In 2013, the median LSAT score of students admitted to Florida Coastal School of Law was in thebottom quarter of all test-takers nationwide. According to the test’s administrators, students with scores this low are unlikely to ever pass the bar exam.
Despite this bleak outlook, Florida Coastal charges nearly $45,000 a year in tuition, which, with living expenses, can lead to crushing amounts of debt for its students. Ninety-three percent of the school’s 2014 graduating class of 484 had debts and the average was almost $163,000 — a higher average than all but three law schools in the country. In short, most of Florida Coastal’s students are leaving law school with a degree they can’t use, bought with a debt they can’t repay.
If this sounds like a scam, that’s because it is. Florida Coastal, in Jacksonville, is one of six for-profit law schools in the country that have been vacuuming up hordes of young people, charging them outrageously high tuition and, after many of the students fail to become lawyers, sticking taxpayers with the tab for their loan defaults.
Yet for-profit schools are not the only offenders. A majority of American law schools, which have nonprofit status, are increasingly engaging in such behavior, and in the process threatening the future of legal education.
Why? The most significant explanation is also the simplest — free money.
In 2006, Congress extended the federal Direct PLUS Loan program to allow a graduate or professional student to borrow the full amount of tuition, no matter how high, and living expenses. The idea was to give more people access to higher education and thus, in theory, higher lifetime earnings. But broader access doesn’t mean much if degrees lead not to well-paying jobs but to heavy debt burdens. That is all too often the result with PLUS loans.
The consequences of this free flow of federal loans have been entirely predictable: Law schools jacked up tuition and accepted more students, even after the legal job market stalled and shrank in the wake of the recession. For years, law schools were able to obscure the poor market by refusing to publish meaningful employment information about their graduates. But in response to pressure from skeptical lawmakers and unhappy graduates, the schools began sharing the data — and it wasn’t a pretty picture. Forty-three percent of all 2013 law school graduates did not have long-term full-time legal jobs nine months after graduation, and the numbers are only getting worse. In 2012, the average law graduate’s debt was $140,000, 59 percent higher than eight years earlier.

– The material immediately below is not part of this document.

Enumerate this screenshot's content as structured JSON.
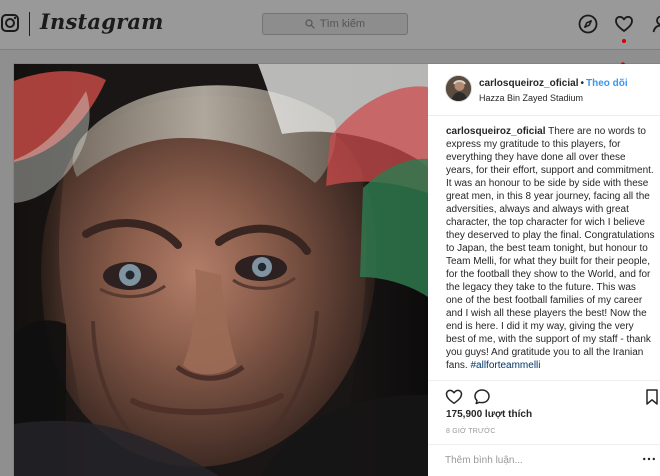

This reality has contributed to the drastic drop in law school applications since 2011, which has in turn exacerbated the problem — to maintain enrollment numbers, law schools have had to lower their admissions standards and take even more unqualified students. These students then fail to pass the bar in alarmingly high numbers — in 2014, the average score on the common portion of the test was the lowest in more than 25 years.
How can this death spiral be stopped? For starters, the government must require accountability from the law schools that live off student loans. This year, the Obama administration extended the so-called gainful employment rule, which ties a school’s eligibility to receive federal student loans to its success in preparing graduates for jobs that will enable them to repay their debt. The rule currently applies only to for-profit law schools, all of which, given their track records, would fail to qualify for federal loans.
This rule should also apply to nonprofit schools. If it did, as many as 50 nonprofit schools could fail as well, based on one measure that considers students’ debt-to-income ratio. Another good idea would be to cap the amount of federal loans available to individual schools or to students. This could drive down tuition costs, and reduce the debt loads students carry when they leave school.
Perhaps the most galling part of this crisis is the misallocation of resources. Even as law schools are churning out unqualified graduates stuck under hopeless mountains of debt, millions of poor and lower-income Americans remain desperate for quality legal representation. Public defenders around the country rely on minuscule budgets to handle overwhelming caseloads. In many cases, the lawyers are so overworked that they cannot provide constitutionally adequate representation for criminal defendants. Civil legal services that help people with housing, immigration and workplace issues are even more scarce, with hardly any public support.
If fewer federal dollars were streaming into law schools’ coffers and more were directed to fund legal services organizations, the legal profession — and the American legal system as a whole — would be better for it.